'''

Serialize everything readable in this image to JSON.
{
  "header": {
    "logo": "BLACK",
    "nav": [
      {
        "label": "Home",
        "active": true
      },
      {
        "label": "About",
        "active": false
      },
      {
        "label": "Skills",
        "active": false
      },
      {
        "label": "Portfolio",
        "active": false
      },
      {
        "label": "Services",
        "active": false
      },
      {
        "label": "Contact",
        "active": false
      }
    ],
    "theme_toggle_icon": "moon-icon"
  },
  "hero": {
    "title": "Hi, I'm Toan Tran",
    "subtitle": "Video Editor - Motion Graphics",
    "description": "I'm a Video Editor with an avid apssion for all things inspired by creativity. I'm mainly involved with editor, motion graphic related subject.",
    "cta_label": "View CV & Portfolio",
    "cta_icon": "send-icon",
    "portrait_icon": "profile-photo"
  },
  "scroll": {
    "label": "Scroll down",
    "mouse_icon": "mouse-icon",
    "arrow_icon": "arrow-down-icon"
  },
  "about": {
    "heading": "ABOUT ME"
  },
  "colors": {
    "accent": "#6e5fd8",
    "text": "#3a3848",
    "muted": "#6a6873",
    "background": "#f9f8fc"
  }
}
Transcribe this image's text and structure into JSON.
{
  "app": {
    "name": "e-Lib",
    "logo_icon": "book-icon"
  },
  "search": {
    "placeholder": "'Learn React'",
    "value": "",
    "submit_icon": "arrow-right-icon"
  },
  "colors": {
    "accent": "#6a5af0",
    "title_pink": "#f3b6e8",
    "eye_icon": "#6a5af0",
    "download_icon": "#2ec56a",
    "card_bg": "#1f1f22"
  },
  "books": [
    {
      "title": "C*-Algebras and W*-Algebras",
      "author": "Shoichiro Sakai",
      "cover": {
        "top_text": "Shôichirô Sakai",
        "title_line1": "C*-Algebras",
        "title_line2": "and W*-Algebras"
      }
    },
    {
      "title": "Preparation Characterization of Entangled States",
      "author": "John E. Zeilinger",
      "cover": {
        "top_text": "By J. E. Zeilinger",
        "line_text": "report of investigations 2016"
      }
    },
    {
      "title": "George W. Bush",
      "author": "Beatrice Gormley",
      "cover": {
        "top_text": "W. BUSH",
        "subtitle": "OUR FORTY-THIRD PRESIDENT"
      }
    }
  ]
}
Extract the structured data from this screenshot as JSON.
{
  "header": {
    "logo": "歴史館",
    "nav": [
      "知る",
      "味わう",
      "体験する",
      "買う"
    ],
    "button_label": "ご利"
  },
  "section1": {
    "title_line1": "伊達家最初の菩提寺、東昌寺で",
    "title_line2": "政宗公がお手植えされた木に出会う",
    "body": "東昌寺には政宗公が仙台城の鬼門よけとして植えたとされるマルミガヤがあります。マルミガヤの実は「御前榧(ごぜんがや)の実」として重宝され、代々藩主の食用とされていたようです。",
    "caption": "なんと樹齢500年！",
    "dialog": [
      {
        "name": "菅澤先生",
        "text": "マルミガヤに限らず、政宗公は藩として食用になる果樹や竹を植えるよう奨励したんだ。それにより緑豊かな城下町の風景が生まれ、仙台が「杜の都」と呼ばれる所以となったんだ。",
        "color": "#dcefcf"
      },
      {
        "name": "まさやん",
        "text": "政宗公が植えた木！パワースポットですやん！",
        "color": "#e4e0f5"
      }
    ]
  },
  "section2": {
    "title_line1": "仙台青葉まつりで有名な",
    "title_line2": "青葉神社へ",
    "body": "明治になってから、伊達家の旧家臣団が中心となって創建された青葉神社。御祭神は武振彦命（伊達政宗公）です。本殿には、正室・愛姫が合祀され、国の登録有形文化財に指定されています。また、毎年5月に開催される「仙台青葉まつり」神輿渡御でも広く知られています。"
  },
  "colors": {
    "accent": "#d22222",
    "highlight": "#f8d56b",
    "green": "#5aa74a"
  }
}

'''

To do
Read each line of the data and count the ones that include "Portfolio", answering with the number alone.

Answer to the problem
2